HOW TO COMPLETE THIS TASK. The following entries are to be retyped in full, exactly as written.

RECORDS SUPPLIED.
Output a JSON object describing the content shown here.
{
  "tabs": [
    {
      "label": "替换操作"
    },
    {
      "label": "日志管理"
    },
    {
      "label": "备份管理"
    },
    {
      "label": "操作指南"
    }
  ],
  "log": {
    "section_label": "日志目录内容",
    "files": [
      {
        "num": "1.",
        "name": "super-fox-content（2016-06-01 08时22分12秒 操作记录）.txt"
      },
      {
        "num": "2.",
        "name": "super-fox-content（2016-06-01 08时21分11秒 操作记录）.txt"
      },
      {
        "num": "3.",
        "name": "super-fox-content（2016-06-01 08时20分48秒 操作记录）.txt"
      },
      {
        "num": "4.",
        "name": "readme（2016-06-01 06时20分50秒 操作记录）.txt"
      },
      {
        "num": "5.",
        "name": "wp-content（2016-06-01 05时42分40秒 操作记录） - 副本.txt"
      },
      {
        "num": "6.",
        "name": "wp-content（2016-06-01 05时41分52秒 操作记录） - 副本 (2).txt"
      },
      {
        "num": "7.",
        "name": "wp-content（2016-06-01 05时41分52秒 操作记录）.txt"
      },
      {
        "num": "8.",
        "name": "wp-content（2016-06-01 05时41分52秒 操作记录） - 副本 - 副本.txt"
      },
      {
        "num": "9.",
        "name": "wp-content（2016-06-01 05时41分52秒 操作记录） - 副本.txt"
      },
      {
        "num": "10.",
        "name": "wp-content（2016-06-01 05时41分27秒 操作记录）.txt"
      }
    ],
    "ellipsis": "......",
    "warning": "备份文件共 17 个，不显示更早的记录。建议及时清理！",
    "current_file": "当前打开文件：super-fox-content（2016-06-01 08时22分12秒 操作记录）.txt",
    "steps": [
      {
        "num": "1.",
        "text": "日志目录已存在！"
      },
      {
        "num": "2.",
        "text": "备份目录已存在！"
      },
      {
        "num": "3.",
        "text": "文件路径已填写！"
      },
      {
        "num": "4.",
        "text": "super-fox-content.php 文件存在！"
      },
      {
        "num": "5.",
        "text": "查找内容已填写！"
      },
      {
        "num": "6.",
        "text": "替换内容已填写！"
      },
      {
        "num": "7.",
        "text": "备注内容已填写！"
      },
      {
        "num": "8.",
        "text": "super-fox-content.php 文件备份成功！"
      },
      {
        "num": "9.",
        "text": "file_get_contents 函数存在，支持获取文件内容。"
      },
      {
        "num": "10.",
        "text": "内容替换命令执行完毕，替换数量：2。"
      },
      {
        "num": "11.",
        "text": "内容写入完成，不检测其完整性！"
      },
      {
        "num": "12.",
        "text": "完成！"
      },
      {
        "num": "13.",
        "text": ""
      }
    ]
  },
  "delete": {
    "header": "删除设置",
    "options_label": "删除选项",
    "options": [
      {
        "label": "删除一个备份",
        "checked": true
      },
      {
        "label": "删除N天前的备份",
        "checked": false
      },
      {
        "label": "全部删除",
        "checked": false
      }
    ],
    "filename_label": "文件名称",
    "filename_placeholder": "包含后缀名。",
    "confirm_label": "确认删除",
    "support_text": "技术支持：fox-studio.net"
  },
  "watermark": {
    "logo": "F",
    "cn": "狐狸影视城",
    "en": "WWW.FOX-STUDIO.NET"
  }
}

RESULT OF THIS TASK.
Output a JSON object describing the content shown here.
{
  "tabs": [
    {
      "label": "替换操作"
    },
    {
      "label": "日志管理"
    },
    {
      "label": "备份管理"
    },
    {
      "label": "操作指南"
    }
  ],
  "log": {
    "section_label": "日志目录内容",
    "files": [
      {
        "num": "1.",
        "name": "super-fox-content（2016-06-01 08时22分12秒 操作记录）.txt"
      },
      {
        "num": "2.",
        "name": "super-fox-content（2016-06-01 08时21分11秒 操作记录）.txt"
      },
      {
        "num": "3.",
        "name": "super-fox-content（2016-06-01 08时20分48秒 操作记录）.txt"
      },
      {
        "num": "4.",
        "name": "readme（2016-06-01 06时20分50秒 操作记录）.txt"
      },
      {
        "num": "5.",
        "name": "wp-content（2016-06-01 05时42分40秒 操作记录） - 副本.txt"
      },
      {
        "num": "6.",
        "name": "wp-content（2016-06-01 05时41分52秒 操作记录） - 副本 (2).txt"
      },
      {
        "num": "7.",
        "name": "wp-content（2016-06-01 05时41分52秒 操作记录）.txt"
      },
      {
        "num": "8.",
        "name": "wp-content（2016-06-01 05时41分52秒 操作记录） - 副本 - 副本.txt"
      },
      {
        "num": "9.",
        "name": "wp-content（2016-06-01 05时41分52秒 操作记录） - 副本.txt"
      },
      {
        "num": "10.",
        "name": "wp-content（2016-06-01 05时41分27秒 操作记录）.txt"
      }
    ],
    "ellipsis": "......",
    "warning": "备份文件共 17 个，不显示更早的记录。建议及时清理！",
    "current_file": "当前打开文件：super-fox-content（2016-06-01 08时22分12秒 操作记录）.txt",
    "steps": [
      {
        "num": "1.",
        "text": "日志目录已存在！"
      },
      {
        "num": "2.",
        "text": "备份目录已存在！"
      },
      {
        "num": "3.",
        "text": "文件路径已填写！"
      },
      {
        "num": "4.",
        "text": "super-fox-content.php 文件存在！"
      },
      {
        "num": "5.",
        "text": "查找内容已填写！"
      },
      {
        "num": "6.",
        "text": "替换内容已填写！"
      },
      {
        "num": "7.",
        "text": "备注内容已填写！"
      },
      {
        "num": "8.",
        "text": "super-fox-content.php 文件备份成功！"
      },
      {
        "num": "9.",
        "text": "file_get_contents 函数存在，支持获取文件内容。"
      },
      {
        "num": "10.",
        "text": "内容替换命令执行完毕，替换数量：2。"
      },
      {
        "num": "11.",
        "text": "内容写入完成，不检测其完整性！"
      },
      {
        "num": "12.",
        "text": "完成！"
      },
      {
        "num": "13.",
        "text": ""
      }
    ]
  },
  "delete": {
    "header": "删除设置",
    "options_label": "删除选项",
    "options": [
      {
        "label": "删除一个备份",
        "checked": true
      },
      {
        "label": "删除N天前的备份",
        "checked": false
      },
      {
        "label": "全部删除",
        "checked": false
      }
    ],
    "filename_label": "文件名称",
    "filename_placeholder": "包含后缀名。",
    "confirm_label": "确认删除",
    "support_text": "技术支持：fox-studio.net"
  },
  "watermark": {
    "logo": "F",
    "cn": "狐狸影视城",
    "en": "WWW.FOX-STUDIO.NET"
  }
}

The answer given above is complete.